Collected data entries
···
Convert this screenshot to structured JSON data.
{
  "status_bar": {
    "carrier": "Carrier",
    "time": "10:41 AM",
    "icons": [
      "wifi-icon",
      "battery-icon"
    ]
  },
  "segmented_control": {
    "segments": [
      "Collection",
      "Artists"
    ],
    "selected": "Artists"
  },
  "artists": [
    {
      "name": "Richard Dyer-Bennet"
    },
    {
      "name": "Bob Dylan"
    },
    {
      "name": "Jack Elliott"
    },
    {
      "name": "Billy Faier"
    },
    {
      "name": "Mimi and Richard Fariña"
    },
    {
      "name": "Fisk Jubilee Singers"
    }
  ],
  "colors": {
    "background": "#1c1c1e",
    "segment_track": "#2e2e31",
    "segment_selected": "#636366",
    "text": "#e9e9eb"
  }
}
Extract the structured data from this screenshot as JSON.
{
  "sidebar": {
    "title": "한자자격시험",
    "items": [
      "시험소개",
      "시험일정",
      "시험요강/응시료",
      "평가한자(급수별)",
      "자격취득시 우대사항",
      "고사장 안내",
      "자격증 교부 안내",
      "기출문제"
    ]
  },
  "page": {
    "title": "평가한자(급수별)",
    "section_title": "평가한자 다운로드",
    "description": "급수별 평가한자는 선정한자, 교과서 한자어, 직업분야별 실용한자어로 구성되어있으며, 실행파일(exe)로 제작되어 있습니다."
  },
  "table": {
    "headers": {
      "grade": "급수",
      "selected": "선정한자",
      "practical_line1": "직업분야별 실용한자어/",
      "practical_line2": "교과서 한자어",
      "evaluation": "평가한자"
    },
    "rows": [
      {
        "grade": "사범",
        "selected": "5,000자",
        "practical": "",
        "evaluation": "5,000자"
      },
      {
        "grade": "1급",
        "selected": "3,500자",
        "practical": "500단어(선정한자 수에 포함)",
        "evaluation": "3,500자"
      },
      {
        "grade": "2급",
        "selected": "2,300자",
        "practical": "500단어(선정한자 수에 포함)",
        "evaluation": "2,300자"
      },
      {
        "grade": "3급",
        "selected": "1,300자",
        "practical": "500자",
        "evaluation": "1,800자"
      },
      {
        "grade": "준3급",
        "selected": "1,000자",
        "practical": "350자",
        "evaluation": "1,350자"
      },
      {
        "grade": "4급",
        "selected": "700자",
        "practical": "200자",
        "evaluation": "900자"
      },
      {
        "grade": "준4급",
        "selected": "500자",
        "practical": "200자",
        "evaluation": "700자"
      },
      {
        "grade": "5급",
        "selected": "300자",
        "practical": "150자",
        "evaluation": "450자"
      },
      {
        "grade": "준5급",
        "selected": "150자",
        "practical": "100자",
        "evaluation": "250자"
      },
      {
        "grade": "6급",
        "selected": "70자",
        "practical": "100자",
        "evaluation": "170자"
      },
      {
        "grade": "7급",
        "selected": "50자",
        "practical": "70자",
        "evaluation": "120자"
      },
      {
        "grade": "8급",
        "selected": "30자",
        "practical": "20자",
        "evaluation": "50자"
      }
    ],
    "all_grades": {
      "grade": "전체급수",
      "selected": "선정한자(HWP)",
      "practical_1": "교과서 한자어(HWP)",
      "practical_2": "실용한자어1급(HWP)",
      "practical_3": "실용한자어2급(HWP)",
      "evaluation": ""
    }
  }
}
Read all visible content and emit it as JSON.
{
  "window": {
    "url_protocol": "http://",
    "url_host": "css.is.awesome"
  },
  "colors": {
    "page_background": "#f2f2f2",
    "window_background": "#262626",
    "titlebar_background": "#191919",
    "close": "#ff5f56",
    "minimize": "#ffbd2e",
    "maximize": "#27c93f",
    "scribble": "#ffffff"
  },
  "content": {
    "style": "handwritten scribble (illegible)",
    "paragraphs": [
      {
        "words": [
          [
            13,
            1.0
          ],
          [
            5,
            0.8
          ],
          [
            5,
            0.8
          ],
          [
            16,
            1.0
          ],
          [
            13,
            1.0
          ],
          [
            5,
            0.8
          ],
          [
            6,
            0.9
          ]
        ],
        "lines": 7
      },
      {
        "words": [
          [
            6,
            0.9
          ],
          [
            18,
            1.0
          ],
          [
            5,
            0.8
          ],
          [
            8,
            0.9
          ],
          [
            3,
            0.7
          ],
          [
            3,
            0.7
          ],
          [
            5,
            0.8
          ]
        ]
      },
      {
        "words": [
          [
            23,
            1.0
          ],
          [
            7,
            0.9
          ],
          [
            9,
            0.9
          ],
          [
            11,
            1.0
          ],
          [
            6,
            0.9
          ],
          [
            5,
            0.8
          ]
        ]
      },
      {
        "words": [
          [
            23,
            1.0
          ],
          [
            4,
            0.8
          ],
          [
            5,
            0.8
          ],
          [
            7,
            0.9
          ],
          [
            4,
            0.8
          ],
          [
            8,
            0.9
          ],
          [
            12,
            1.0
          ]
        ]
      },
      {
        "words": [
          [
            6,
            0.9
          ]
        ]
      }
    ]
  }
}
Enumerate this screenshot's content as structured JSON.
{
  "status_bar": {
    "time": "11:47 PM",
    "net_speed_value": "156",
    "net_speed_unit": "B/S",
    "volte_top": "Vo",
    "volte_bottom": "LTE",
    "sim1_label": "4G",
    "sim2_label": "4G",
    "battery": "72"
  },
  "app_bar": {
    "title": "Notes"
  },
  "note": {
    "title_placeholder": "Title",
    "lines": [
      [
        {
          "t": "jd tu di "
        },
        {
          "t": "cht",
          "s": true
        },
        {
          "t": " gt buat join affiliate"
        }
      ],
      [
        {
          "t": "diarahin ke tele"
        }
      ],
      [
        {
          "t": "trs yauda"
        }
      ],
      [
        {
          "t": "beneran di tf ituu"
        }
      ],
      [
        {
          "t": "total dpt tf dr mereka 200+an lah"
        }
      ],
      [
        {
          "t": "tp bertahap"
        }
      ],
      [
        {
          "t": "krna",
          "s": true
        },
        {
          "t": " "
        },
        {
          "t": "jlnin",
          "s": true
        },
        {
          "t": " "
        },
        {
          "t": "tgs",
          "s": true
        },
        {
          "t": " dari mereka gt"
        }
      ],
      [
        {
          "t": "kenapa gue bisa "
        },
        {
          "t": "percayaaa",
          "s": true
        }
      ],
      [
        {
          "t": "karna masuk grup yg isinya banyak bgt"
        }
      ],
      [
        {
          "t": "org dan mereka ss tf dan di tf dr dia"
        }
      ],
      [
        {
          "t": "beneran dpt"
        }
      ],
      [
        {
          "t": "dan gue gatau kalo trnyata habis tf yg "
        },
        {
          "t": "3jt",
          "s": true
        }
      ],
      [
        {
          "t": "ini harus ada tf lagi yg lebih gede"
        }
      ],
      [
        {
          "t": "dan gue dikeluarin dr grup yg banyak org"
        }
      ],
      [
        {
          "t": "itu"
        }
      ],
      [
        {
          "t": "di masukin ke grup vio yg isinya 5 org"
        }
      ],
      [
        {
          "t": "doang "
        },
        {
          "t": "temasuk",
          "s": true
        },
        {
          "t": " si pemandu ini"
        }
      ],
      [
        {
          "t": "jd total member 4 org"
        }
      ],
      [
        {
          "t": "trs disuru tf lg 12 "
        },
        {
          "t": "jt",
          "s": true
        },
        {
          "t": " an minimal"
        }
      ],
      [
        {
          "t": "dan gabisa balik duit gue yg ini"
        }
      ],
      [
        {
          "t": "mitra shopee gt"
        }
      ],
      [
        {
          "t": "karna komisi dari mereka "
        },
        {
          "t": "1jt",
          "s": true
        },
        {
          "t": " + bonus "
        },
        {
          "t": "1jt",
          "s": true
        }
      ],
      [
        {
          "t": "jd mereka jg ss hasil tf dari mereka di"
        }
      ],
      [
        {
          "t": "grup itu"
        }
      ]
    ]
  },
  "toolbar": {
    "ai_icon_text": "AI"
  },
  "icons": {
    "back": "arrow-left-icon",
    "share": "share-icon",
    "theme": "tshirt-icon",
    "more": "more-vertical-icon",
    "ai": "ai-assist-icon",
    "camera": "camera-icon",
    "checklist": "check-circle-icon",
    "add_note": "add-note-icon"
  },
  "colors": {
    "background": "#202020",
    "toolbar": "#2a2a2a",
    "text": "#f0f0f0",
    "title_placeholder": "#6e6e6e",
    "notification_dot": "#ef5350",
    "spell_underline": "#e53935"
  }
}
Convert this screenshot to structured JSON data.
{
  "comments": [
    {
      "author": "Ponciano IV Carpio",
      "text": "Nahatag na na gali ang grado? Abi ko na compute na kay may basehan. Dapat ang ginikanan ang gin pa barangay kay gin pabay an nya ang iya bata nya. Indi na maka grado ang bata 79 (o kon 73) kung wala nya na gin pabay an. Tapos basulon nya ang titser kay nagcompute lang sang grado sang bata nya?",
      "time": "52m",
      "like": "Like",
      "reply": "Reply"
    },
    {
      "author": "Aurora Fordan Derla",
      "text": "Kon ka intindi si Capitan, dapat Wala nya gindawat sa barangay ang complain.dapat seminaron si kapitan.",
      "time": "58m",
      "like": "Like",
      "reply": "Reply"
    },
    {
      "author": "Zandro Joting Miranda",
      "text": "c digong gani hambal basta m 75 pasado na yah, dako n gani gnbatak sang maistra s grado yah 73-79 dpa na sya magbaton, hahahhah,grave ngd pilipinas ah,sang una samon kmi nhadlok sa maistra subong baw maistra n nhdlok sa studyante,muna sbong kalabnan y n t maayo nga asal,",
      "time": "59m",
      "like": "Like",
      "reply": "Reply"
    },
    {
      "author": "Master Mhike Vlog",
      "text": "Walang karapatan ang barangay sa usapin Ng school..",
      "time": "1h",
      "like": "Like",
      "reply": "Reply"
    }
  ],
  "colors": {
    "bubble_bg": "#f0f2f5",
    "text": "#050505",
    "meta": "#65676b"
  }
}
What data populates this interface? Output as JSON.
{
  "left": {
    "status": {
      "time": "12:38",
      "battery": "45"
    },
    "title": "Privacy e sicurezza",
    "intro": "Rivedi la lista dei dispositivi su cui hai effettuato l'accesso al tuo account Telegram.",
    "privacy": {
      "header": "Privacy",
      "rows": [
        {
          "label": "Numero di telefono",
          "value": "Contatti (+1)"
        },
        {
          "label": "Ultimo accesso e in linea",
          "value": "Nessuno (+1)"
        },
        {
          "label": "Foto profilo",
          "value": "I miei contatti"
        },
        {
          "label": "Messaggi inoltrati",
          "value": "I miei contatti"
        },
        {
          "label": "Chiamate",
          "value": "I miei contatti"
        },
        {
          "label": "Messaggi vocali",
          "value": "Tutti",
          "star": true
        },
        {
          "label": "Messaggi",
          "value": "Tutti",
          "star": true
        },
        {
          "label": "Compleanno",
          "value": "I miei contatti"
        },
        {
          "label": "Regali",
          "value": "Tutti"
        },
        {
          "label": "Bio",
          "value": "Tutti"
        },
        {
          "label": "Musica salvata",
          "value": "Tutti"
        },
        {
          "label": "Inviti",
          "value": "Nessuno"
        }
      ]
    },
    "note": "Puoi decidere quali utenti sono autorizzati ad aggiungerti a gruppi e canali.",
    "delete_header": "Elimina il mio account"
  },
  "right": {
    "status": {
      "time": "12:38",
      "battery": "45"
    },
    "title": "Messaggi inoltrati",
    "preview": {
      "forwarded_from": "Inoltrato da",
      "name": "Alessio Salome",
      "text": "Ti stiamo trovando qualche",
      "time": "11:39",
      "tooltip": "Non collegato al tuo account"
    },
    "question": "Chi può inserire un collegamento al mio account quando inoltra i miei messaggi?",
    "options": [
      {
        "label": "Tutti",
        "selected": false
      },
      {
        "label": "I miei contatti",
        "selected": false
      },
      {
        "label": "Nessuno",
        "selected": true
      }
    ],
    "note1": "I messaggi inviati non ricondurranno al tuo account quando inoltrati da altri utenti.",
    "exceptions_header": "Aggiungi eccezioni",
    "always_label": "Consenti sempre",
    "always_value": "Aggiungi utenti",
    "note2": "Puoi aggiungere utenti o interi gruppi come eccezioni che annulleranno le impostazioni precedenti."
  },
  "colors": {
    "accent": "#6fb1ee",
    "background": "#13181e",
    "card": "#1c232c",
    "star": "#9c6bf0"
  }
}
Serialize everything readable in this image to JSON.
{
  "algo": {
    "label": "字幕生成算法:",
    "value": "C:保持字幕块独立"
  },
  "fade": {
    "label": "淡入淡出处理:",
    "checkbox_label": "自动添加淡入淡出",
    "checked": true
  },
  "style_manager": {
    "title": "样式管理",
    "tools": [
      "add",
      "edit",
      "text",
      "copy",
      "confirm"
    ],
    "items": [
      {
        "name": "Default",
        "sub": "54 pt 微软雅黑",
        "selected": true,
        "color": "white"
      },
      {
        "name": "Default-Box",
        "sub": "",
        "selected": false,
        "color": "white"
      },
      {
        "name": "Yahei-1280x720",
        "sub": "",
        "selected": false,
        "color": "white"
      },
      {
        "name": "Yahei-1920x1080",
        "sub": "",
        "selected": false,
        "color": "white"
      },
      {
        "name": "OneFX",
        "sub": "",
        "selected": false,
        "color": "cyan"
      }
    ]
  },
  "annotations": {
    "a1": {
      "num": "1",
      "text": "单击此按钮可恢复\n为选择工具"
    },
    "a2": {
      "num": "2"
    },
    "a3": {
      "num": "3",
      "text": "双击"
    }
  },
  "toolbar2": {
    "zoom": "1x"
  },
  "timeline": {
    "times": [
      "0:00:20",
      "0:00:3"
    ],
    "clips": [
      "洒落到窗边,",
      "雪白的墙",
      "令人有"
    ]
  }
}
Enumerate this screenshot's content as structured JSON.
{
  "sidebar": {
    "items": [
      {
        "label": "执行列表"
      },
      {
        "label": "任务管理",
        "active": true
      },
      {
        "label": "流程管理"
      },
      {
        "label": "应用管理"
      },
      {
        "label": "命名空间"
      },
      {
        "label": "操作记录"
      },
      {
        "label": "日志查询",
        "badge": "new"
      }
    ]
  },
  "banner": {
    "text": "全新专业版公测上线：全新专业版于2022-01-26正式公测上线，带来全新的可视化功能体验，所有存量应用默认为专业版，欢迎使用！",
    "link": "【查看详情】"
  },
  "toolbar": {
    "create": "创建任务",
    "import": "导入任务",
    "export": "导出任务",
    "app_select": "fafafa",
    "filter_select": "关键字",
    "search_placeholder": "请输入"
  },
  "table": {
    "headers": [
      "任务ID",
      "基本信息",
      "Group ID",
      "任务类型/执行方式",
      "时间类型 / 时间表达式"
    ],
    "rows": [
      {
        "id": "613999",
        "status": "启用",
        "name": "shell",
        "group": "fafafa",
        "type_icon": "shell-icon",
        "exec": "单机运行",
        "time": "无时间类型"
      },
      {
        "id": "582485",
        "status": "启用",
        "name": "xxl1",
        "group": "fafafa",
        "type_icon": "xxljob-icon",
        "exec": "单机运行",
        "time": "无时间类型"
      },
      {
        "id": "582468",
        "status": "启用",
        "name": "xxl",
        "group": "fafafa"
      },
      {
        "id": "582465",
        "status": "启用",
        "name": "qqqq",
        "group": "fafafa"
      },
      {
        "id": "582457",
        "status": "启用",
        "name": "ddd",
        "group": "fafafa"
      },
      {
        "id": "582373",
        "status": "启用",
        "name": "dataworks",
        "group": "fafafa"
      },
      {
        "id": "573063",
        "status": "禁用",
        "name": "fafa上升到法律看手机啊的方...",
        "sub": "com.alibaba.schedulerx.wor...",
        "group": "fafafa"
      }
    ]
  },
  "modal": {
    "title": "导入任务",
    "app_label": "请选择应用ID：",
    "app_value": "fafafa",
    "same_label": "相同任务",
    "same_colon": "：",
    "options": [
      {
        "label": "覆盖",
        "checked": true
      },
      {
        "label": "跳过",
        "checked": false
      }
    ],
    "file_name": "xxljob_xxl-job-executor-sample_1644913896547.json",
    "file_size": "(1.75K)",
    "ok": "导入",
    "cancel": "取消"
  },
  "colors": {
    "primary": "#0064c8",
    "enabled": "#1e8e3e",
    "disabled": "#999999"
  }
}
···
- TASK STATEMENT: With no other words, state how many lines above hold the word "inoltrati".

- EXERCISE OUTPUT: 3